You’ll be able to tap your photos to edit, delete or share them and it’s about what you’d expect from this type of machine. You can crop, rotate, add text bubbles, adjust brightness and saturation, as well as monkey with other settings. There’s the ability to send a little audio postcard with your photos, which I thought was a neat little touch. The video recording is adequate – there’s the ability to upload to YouTube on the fly – but you’re not going to knock off Scorsese with it anytime soon.
Call quality, battery life

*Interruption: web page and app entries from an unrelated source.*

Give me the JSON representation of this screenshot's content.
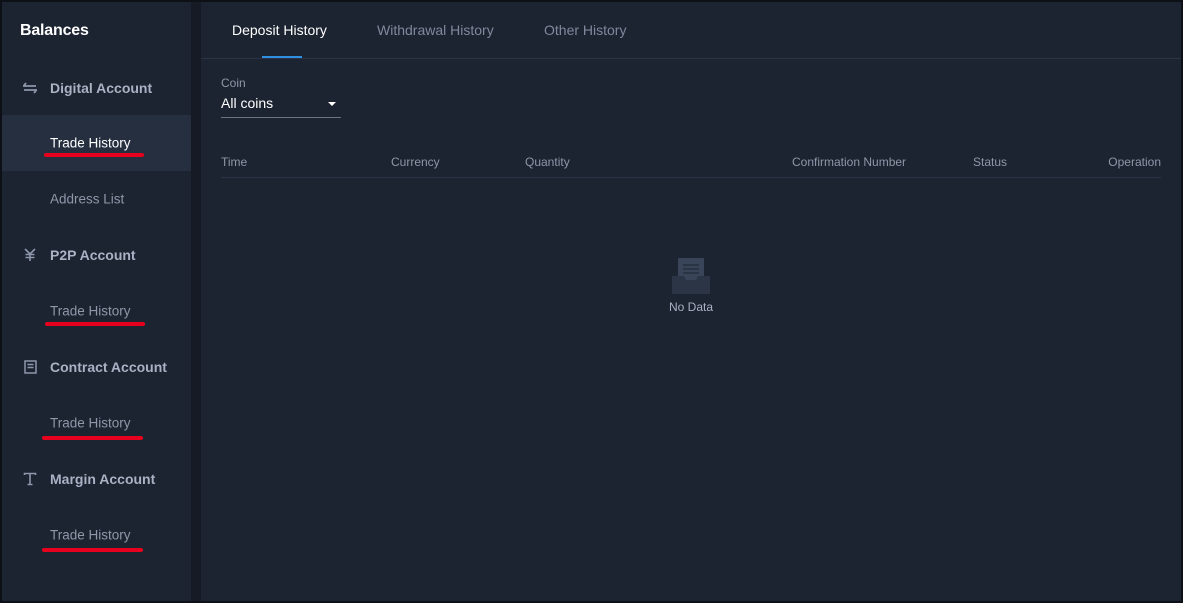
{
  "sidebar": {
    "title": "Balances",
    "sections": [
      {
        "label": "Digital Account",
        "icon": "transfer-arrows-icon",
        "items": [
          {
            "label": "Trade History",
            "active": true
          },
          {
            "label": "Address List",
            "active": false
          }
        ]
      },
      {
        "label": "P2P Account",
        "icon": "yen-icon",
        "items": [
          {
            "label": "Trade History",
            "active": false
          }
        ]
      },
      {
        "label": "Contract Account",
        "icon": "receipt-icon",
        "items": [
          {
            "label": "Trade History",
            "active": false
          }
        ]
      },
      {
        "label": "Margin Account",
        "icon": "text-t-icon",
        "items": [
          {
            "label": "Trade History",
            "active": false
          }
        ]
      }
    ]
  },
  "main": {
    "tabs": [
      {
        "label": "Deposit History",
        "active": true
      },
      {
        "label": "Withdrawal History",
        "active": false
      },
      {
        "label": "Other History",
        "active": false
      }
    ],
    "filter": {
      "coin_label": "Coin",
      "coin_value": "All coins"
    },
    "table": {
      "columns": [
        "Time",
        "Currency",
        "Quantity",
        "Confirmation Number",
        "Status",
        "Operation"
      ],
      "rows": [],
      "empty_text": "No Data"
    }
  },
  "colors": {
    "background": "#1c2331",
    "active_tab_indicator": "#2f8fe0",
    "annotation_underline": "#e6001e"
  }
}
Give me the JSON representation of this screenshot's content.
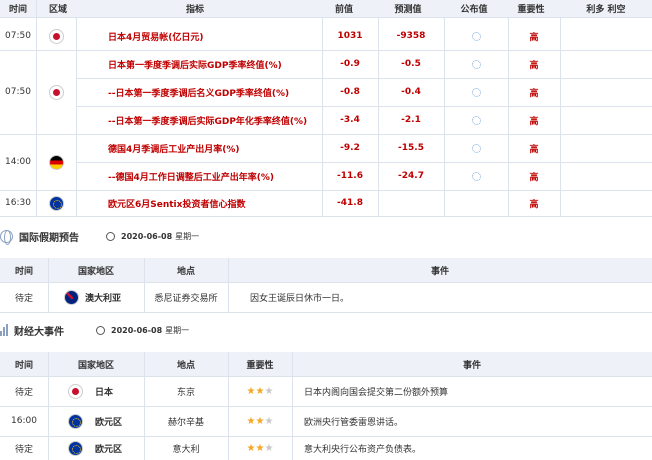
{
  "calendar": {
    "headers": {
      "time": "时间",
      "region": "区域",
      "indicator": "指标",
      "previous": "前值",
      "forecast": "预测值",
      "actual": "公布值",
      "importance": "重要性",
      "effect": "利多 利空"
    },
    "rows": [
      {
        "time": "07:50",
        "flag": "japan-flag",
        "indicator": "日本4月贸易帐(亿日元)",
        "previous": "1031",
        "forecast": "-9358",
        "importance": "高"
      },
      {
        "time": "07:50",
        "flag": "japan-flag",
        "indicator": "日本第一季度季调后实际GDP季率终值(%)",
        "previous": "-0.9",
        "forecast": "-0.5",
        "importance": "高"
      },
      {
        "time": "",
        "flag": "",
        "indicator": "--日本第一季度季调后名义GDP季率终值(%)",
        "previous": "-0.8",
        "forecast": "-0.4",
        "importance": "高"
      },
      {
        "time": "",
        "flag": "",
        "indicator": "--日本第一季度季调后实际GDP年化季率终值(%)",
        "previous": "-3.4",
        "forecast": "-2.1",
        "importance": "高"
      },
      {
        "time": "14:00",
        "flag": "germany-flag",
        "indicator": "德国4月季调后工业产出月率(%)",
        "previous": "-9.2",
        "forecast": "-15.5",
        "importance": "高"
      },
      {
        "time": "",
        "flag": "",
        "indicator": "--德国4月工作日调整后工业产出年率(%)",
        "previous": "-11.6",
        "forecast": "-24.7",
        "importance": "高"
      },
      {
        "time": "16:30",
        "flag": "eu-flag",
        "indicator": "欧元区6月Sentix投资者信心指数",
        "previous": "-41.8",
        "forecast": "",
        "importance": "高"
      }
    ]
  },
  "holidays": {
    "title": "国际假期预告",
    "date": "2020-06-08",
    "weekday": "星期一",
    "headers": {
      "time": "时间",
      "country": "国家地区",
      "place": "地点",
      "event": "事件"
    },
    "rows": [
      {
        "time": "待定",
        "flag": "australia-flag",
        "country": "澳大利亚",
        "place": "悉尼证券交易所",
        "event": "因女王诞辰日休市一日。"
      }
    ]
  },
  "events": {
    "title": "财经大事件",
    "date": "2020-06-08",
    "weekday": "星期一",
    "headers": {
      "time": "时间",
      "country": "国家地区",
      "place": "地点",
      "importance": "重要性",
      "event": "事件"
    },
    "rows": [
      {
        "time": "待定",
        "flag": "japan-flag",
        "country": "日本",
        "place": "东京",
        "stars": 2,
        "event": "日本内阁向国会提交第二份额外预算"
      },
      {
        "time": "16:00",
        "flag": "eu-flag",
        "country": "欧元区",
        "place": "赫尔辛基",
        "stars": 2,
        "event": "欧洲央行管委雷恩讲话。"
      },
      {
        "time": "待定",
        "flag": "eu-flag",
        "country": "欧元区",
        "place": "意大利",
        "stars": 2,
        "event": "意大利央行公布资产负债表。"
      }
    ]
  }
}
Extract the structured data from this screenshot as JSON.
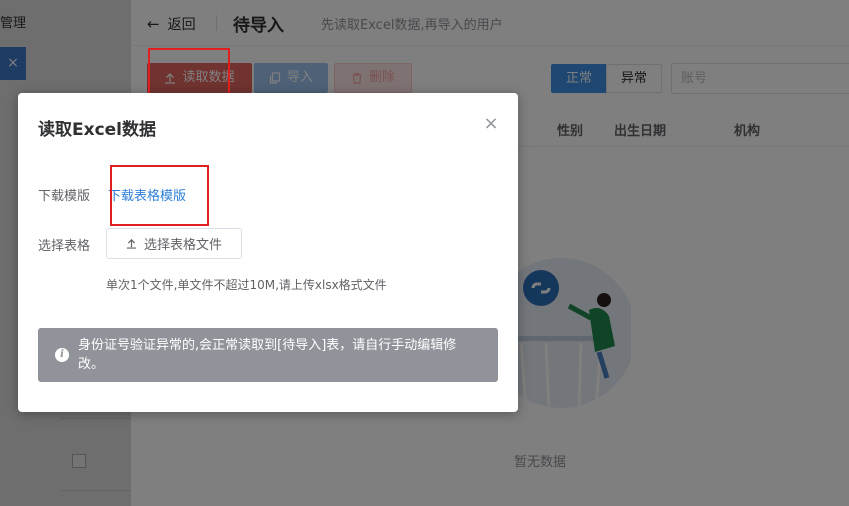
{
  "left_panel": {
    "title": "管理",
    "close_glyph": "×"
  },
  "topbar": {
    "back_arrow": "←",
    "back_label": "返回",
    "title": "待导入",
    "subtitle": "先读取Excel数据,再导入的用户"
  },
  "toolbar": {
    "read_label": "读取数据",
    "import_label": "导入",
    "delete_label": "删除",
    "status_normal": "正常",
    "status_abnormal": "异常",
    "account_placeholder": "账号"
  },
  "table": {
    "headers": [
      "性别",
      "出生日期",
      "机构"
    ],
    "empty_text": "暂无数据"
  },
  "dialog": {
    "title": "读取Excel数据",
    "close_glyph": "×",
    "template_label": "下载模版",
    "template_link": "下载表格模版",
    "file_label": "选择表格",
    "file_button": "选择表格文件",
    "hint": "单次1个文件,单文件不超过10M,请上传xlsx格式文件",
    "alert_icon": "i",
    "alert_text": "身份证号验证异常的,会正常读取到[待导入]表，请自行手动编辑修改。"
  },
  "colors": {
    "primary": "#3d8ee5",
    "danger": "#e2665f",
    "link": "#2f7fd8",
    "annotation": "#e02020",
    "alert_bg": "#909399"
  },
  "icons": [
    "back-arrow-icon",
    "upload-icon",
    "copy-icon",
    "trash-icon",
    "close-icon",
    "info-icon",
    "empty-illustration"
  ]
}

I had no problem making or receiving calls in and around San Francisco and found voice quality to be above average, no matter the setting. I would have liked a little more volume in the calls but I think I’ve made myself deaf by constantly rocking headphones, so your experience may vary. As with any Android handset, the Google Voice integration is killer and it’s a snap to get your Google contacts or Facebook friends in your contact book. There’s no dedicated dialer button but we’ve grown used to that with full touch devices. MotoBlur gets points for solid contact integration as well, although it still can’t quite get Twitter connections right.
I’m convinced we had a bad unit because I haven’t seen battery life a big gripe in other reviews, but my Cliq XT was a power hog. The first couple days I didn’t get a chance to put it through the paces and it would still die just sitting on my desk for a day. I know that the constant updates from MotoBlur can have a draining affect, but I’m talking absolutely no voice calls or music usage and the thing would still die within 8 hours. That’s completely unacceptable garbage. When going out for a night on a town I had to carry a second phone, just in case. I know this wasn’t the case with the Droid or Devour, so I’m thinking I got a bad Cliq XT.
The final take
So, beyond my beefs with the screen size and my general dislike for MotoBlur, I don’t think the Cliq XT is a bad phone. In fact, with the cool media player and excellent camera, it’s definitely above average. I still can’t recommend it though because it’s fairly boring. Nothing about the handset stands out, the hardware will soon become outdated and the unit I had was awful with battery life. On T-Mobile, I’d take it over the myTouch 3G but the Nexus One blows it out of the water and I’m sure we’ll see some more Android goodness on the carrier soon. Thanks for playing Cliq XT, but I’ll pass on you.